Does he really love me? '

She was not burnt by jealousy sudden and hot,
But poisoned and chilled that he would not break
A meagre tie to a wife she knew he could not
Love, - yet would not forsake.

One night at her window, looking over the Park,
With his strong hand on her shoulder prest,
And a thunder-cloud rolling up out of the dark,
Rolling out of the West,

Suddenly she heard herself quoting Macbeth:
' 'To be thus is nothing, but to be safely thus.' '
He answered after a pause on a long-drawn breath:
'Safety is not for us.'

V
AND from that moment Lee began - not nagging,
She was too wise for that - but she began
A secret steady pull, a silent dragging
To break the other tie that bound this man.

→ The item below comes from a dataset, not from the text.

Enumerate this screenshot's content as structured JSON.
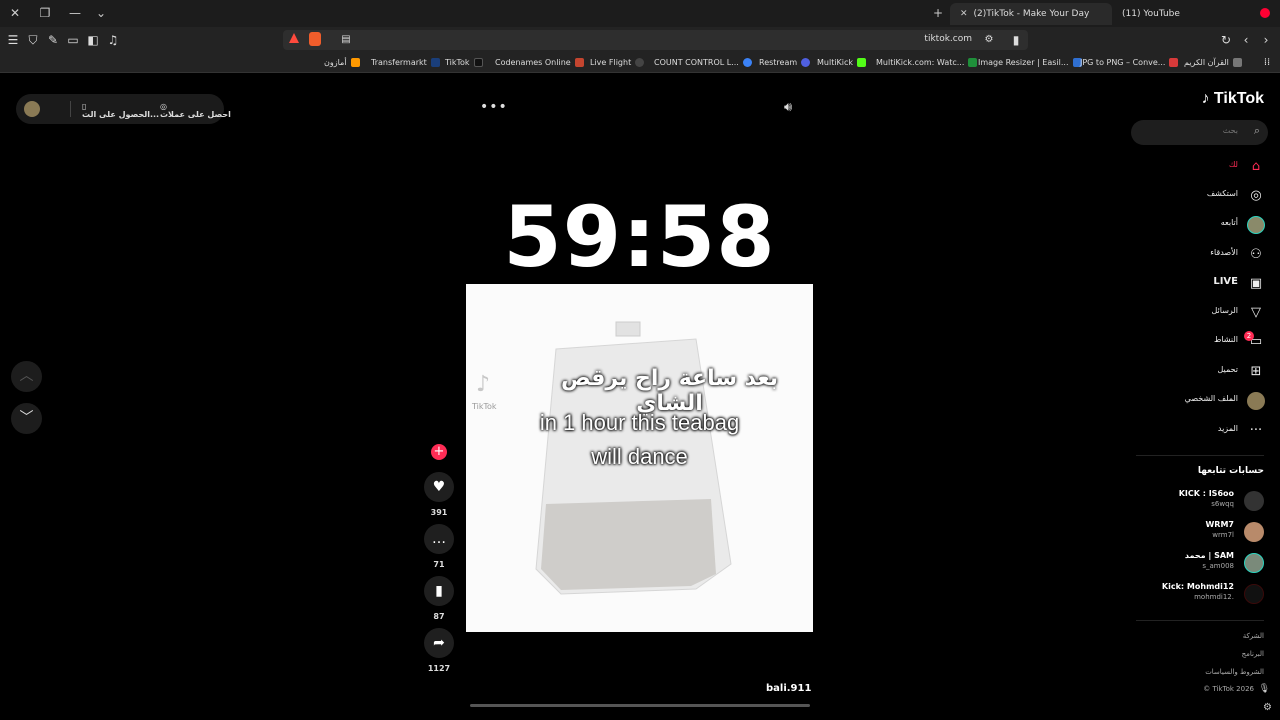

And she would brood, injured, remote, self-centred
At any mention that he had a wife;
And something chill and faintly hostile entered
The magic circle of this hidden life.

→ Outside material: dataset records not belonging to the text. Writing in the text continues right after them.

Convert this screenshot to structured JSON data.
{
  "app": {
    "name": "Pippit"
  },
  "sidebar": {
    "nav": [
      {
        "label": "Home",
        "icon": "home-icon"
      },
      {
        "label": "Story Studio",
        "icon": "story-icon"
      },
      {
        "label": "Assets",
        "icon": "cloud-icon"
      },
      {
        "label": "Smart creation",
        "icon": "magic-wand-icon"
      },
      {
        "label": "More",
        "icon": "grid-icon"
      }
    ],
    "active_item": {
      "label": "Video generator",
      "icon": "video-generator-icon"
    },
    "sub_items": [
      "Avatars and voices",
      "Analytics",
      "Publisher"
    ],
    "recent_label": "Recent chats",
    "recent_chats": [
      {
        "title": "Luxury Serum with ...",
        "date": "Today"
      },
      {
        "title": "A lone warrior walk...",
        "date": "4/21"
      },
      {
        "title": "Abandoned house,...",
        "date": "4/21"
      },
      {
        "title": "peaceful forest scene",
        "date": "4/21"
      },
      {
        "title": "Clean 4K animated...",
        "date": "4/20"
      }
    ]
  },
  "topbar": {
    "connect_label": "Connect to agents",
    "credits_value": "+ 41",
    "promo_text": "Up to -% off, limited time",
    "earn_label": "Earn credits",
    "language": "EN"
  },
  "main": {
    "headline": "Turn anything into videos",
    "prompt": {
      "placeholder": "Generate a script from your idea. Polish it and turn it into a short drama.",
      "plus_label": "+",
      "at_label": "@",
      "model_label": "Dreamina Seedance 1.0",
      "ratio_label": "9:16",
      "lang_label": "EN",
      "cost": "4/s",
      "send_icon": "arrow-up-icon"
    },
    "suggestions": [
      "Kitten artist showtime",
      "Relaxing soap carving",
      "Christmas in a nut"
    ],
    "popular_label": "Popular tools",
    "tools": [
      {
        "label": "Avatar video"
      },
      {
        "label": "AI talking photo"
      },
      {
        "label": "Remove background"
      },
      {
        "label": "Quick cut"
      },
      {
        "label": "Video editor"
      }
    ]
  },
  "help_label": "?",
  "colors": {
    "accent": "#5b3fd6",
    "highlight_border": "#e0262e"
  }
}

O lovers, those legitimately united
In holy wedlock, and less happy, those
Whose troth may never openly be plighted­
(Less happy did I say? Alas, who knows?)

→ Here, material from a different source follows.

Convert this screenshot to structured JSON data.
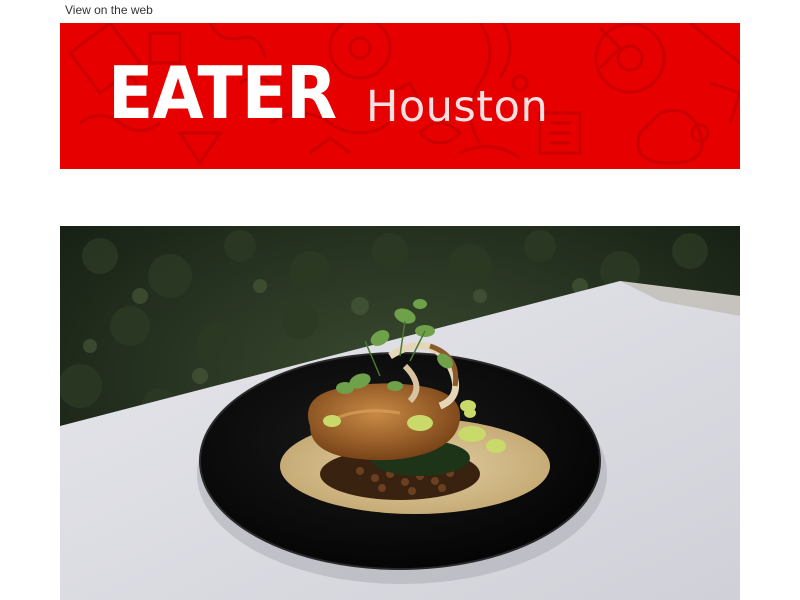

But lovers all, beware, and know the strongest
Of wills may make a strong antagonist:
And that love will not always linger longest
With those who hold it in too clenched a fist.

VI

YET on the whole they were happy, as day by day
The long mysterious Summer passed away.
None guessed their secret - except far off on a shady
Lawn by the coast of Maine, a middle-aged lady
Spending a quiet Summer almost alone
In a great Victorian house of dark gray stone,
Knew as she sat and stared at the cold Maine ocean
Every event, every phase, every emotion
Of that great romance. She knew, none better,
Not by a chance or slip, or anonymous letter,
Not through gossip by any tattler carried,
But because she perfectly knew the man she had married.

VII

'DO not go home for Sunday,
Darling,' Lee's letter said.
'How I hate Friday to Monday!
Stay with me here, instead.
Life is so short, and one day
Soon, we shall both be gone.

'The curse of love like ours
Is that we seem to be
Always cut short by powers
Stronger than you and me.
But if you stayed-what hours,
Glorious, alone and free'

VIII

RUTH in her quiet garden beside the sea
Thinking, 'To-morrow at this time Jim will be
Here at my side. It's something to be a wife -
The background dull and assured of everyday life.
He must come home, whether he wants to or not,
To me, to me... All other women must plot,
Arrange, manoeuver to see him...'

And then behind her
She heard the steps of a servant coming to find her:
A footman stood with a telegram held on a tray:
'Terribly sorry I cannot get away
This week-end. Better luck next. Love. Jim.'

She turned her head to the footman, and said to him,
'Say Mr. Wayne will not be here to-morrow.'
And the man withdrew and left her alone with her sorrow.

The sun went down behind the great blue hill;
And she sat there alone in her garden, perfectly still,
Watching the wraiths of fog blow in like smoke,
And her heart as she sat there gently and quietly broke.

IX

AN August Sunday in town,
The Park all sere and brown,
The noise of wheels died down.

Faint tepid breezes wake
Now and again, and make
Lee's slatted curtains shake.

Now and again in the street
The sound of passing feet,
And church bells, faint and sweet.

Faint bells that ought to mean
A village spire seen
Across a meadow green.

Faint bells... Wayne's early youth....
Going to church... in truth
Going to church with Ruth.

Faint bells, and Lee cries, 'Oh,
How I should like to know
Why bells depress me so! '

X

BEFORE the skulls of Primitive Man,
Lee stood and thought: 'Are we part of a plan
Of Nature's; or are we just a sort
Of Cosmic Coincidence - a sport
Of God - or worse, a sport of chance­
Or of Ether - Nature's great romance?

'How queer it would be, if it turned out we
Were merely eddies - Jim and me
Meaningless eddies in ether swirled
In and out of a meaningless world.
Well, if we are it's nice to think
We've had some moments upon the brink
Of dissolution - of absolute chaos
Moments of joy that well repay us.'

And she paused to note that her fellow eddy
Was fifteen minutes late already.

Waiting she wandered from floor to floor,
Every instant becoming more
Uneasy, and going back to the door,
Where Wayne ought to have been at exactly four.